━━━ DATA TO EXAMINE ━━━

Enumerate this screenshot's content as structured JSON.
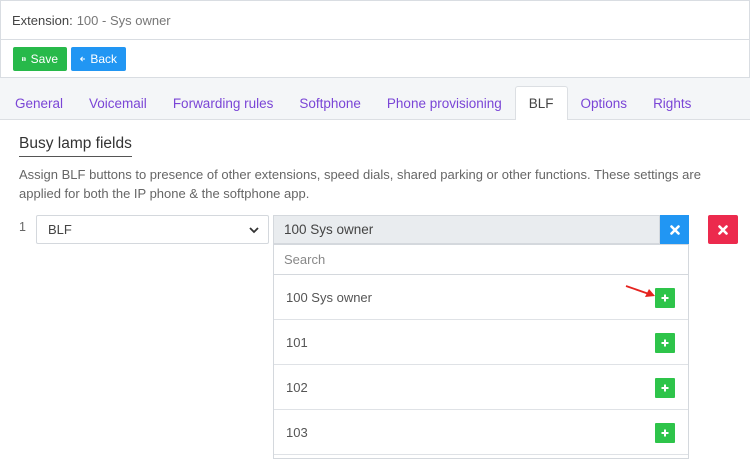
{
  "header": {
    "label": "Extension:",
    "value": "100 - Sys owner"
  },
  "toolbar": {
    "save_label": "Save",
    "back_label": "Back"
  },
  "tabs": [
    {
      "label": "General"
    },
    {
      "label": "Voicemail"
    },
    {
      "label": "Forwarding rules"
    },
    {
      "label": "Softphone"
    },
    {
      "label": "Phone provisioning"
    },
    {
      "label": "BLF",
      "active": true
    },
    {
      "label": "Options"
    },
    {
      "label": "Rights"
    }
  ],
  "blf": {
    "title": "Busy lamp fields",
    "description": "Assign BLF buttons to presence of other extensions, speed dials, shared parking or other functions. These settings are applied for both the IP phone & the softphone app.",
    "row": {
      "number": "1",
      "type_value": "BLF",
      "selected_value": "100 Sys owner"
    },
    "dropdown": {
      "search_placeholder": "Search",
      "options": [
        {
          "label": "100 Sys owner"
        },
        {
          "label": "101"
        },
        {
          "label": "102"
        },
        {
          "label": "103"
        }
      ]
    }
  },
  "colors": {
    "accent": "#7a45d6",
    "save": "#27b94a",
    "back": "#2196f3",
    "remove": "#ec2a4d",
    "add": "#2ec44a",
    "arrow": "#e5231f"
  },
  "icons": {
    "save": "floppy-disk-icon",
    "back": "arrow-left-icon",
    "clear": "x-icon",
    "remove": "x-icon",
    "add": "plus-icon",
    "select": "chevron-down-icon",
    "annotation": "red-arrow"
  }
}
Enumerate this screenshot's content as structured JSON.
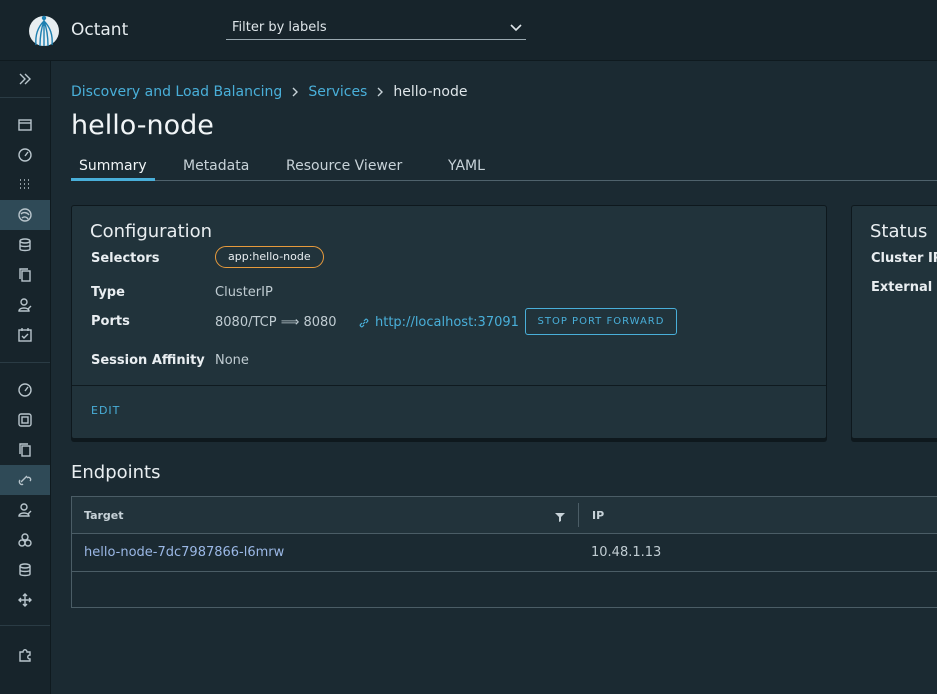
{
  "app": {
    "title": "Octant"
  },
  "filter": {
    "placeholder": "Filter by labels"
  },
  "breadcrumb": {
    "items": [
      {
        "label": "Discovery and Load Balancing"
      },
      {
        "label": "Services"
      }
    ],
    "current": "hello-node"
  },
  "page": {
    "title": "hello-node"
  },
  "tabs": [
    {
      "label": "Summary",
      "active": true
    },
    {
      "label": "Metadata"
    },
    {
      "label": "Resource Viewer"
    },
    {
      "label": "YAML"
    }
  ],
  "configuration": {
    "title": "Configuration",
    "selectors_label": "Selectors",
    "selector_chip": "app:hello-node",
    "type_label": "Type",
    "type_value": "ClusterIP",
    "ports_label": "Ports",
    "ports_value": "8080/TCP ⟹ 8080",
    "port_forward_link": "http://localhost:37091",
    "stop_button": "STOP PORT FORWARD",
    "session_label": "Session Affinity",
    "session_value": "None",
    "edit_label": "EDIT"
  },
  "status": {
    "title": "Status",
    "cluster_ip_label": "Cluster IP",
    "external_ip_label": "External IP"
  },
  "endpoints": {
    "title": "Endpoints",
    "columns": [
      "Target",
      "IP"
    ],
    "rows": [
      {
        "target": "hello-node-7dc7987866-l6mrw",
        "ip": "10.48.1.13"
      }
    ]
  },
  "colors": {
    "accent": "#49afd9",
    "chip_border": "#e69a3c",
    "background": "#1b2a32"
  }
}
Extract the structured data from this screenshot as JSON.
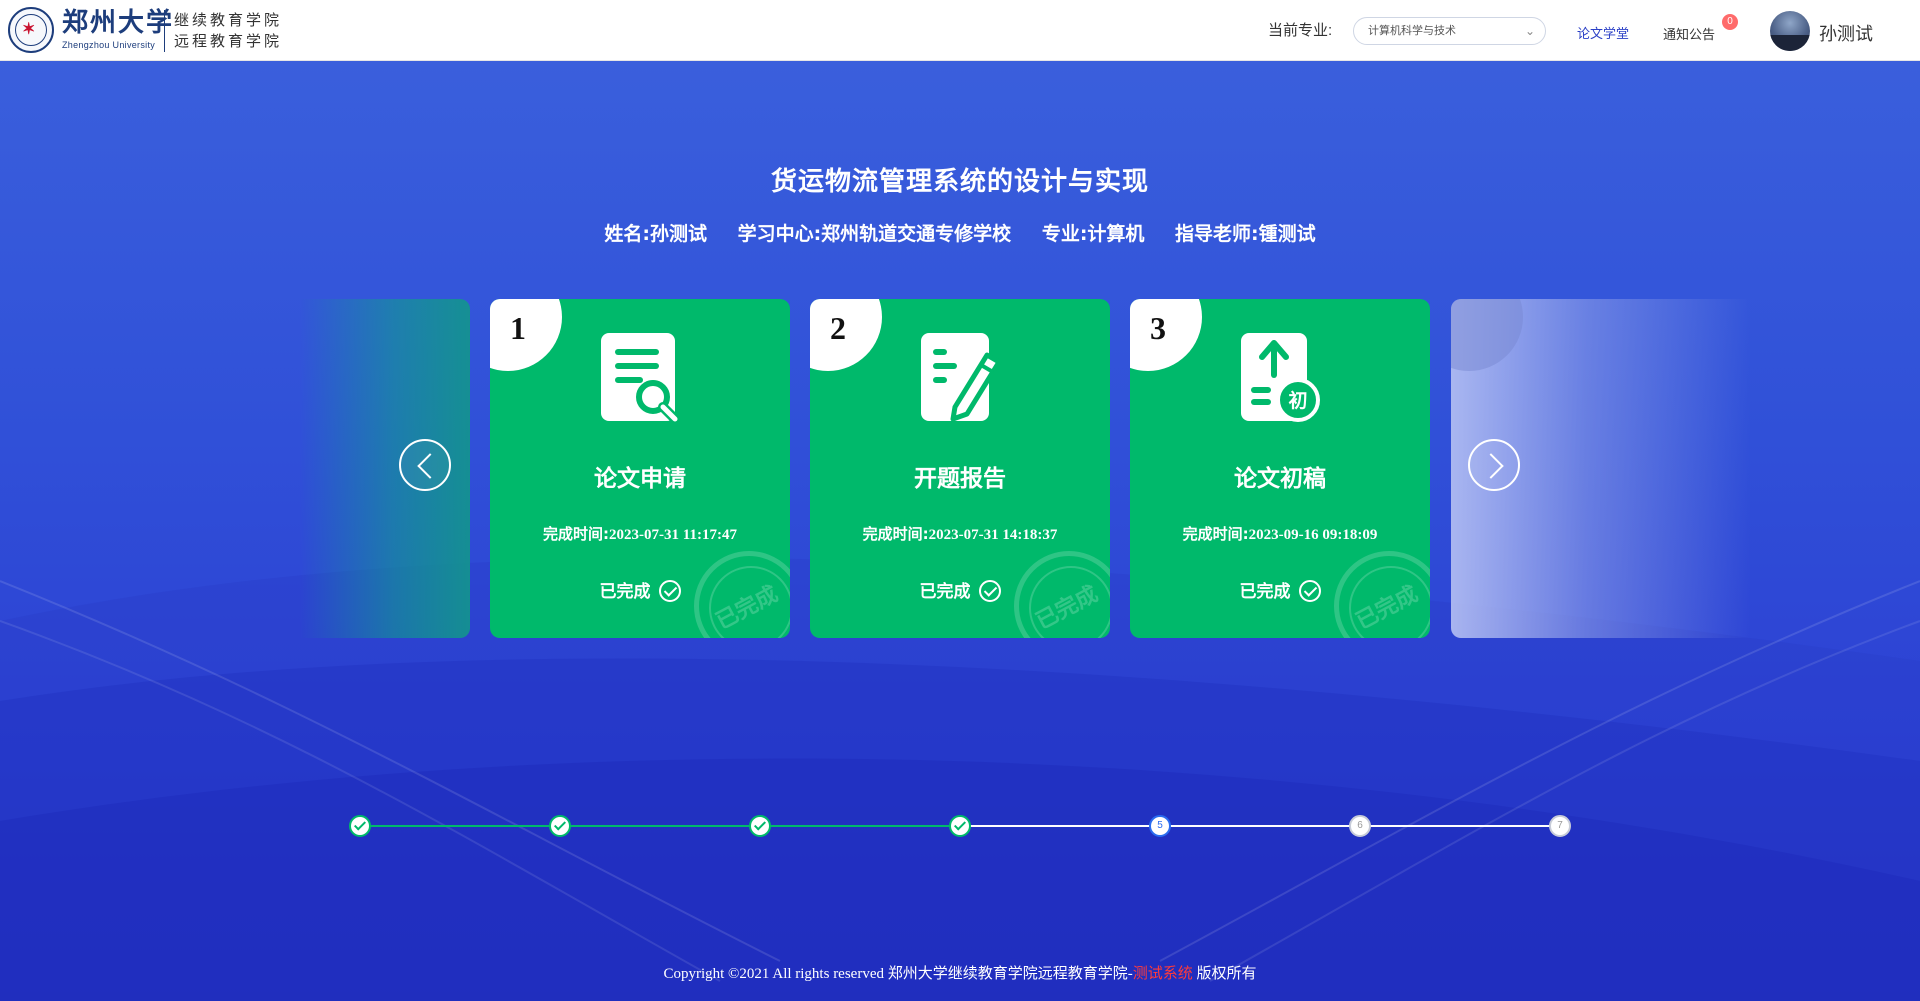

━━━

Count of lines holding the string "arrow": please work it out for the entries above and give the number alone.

3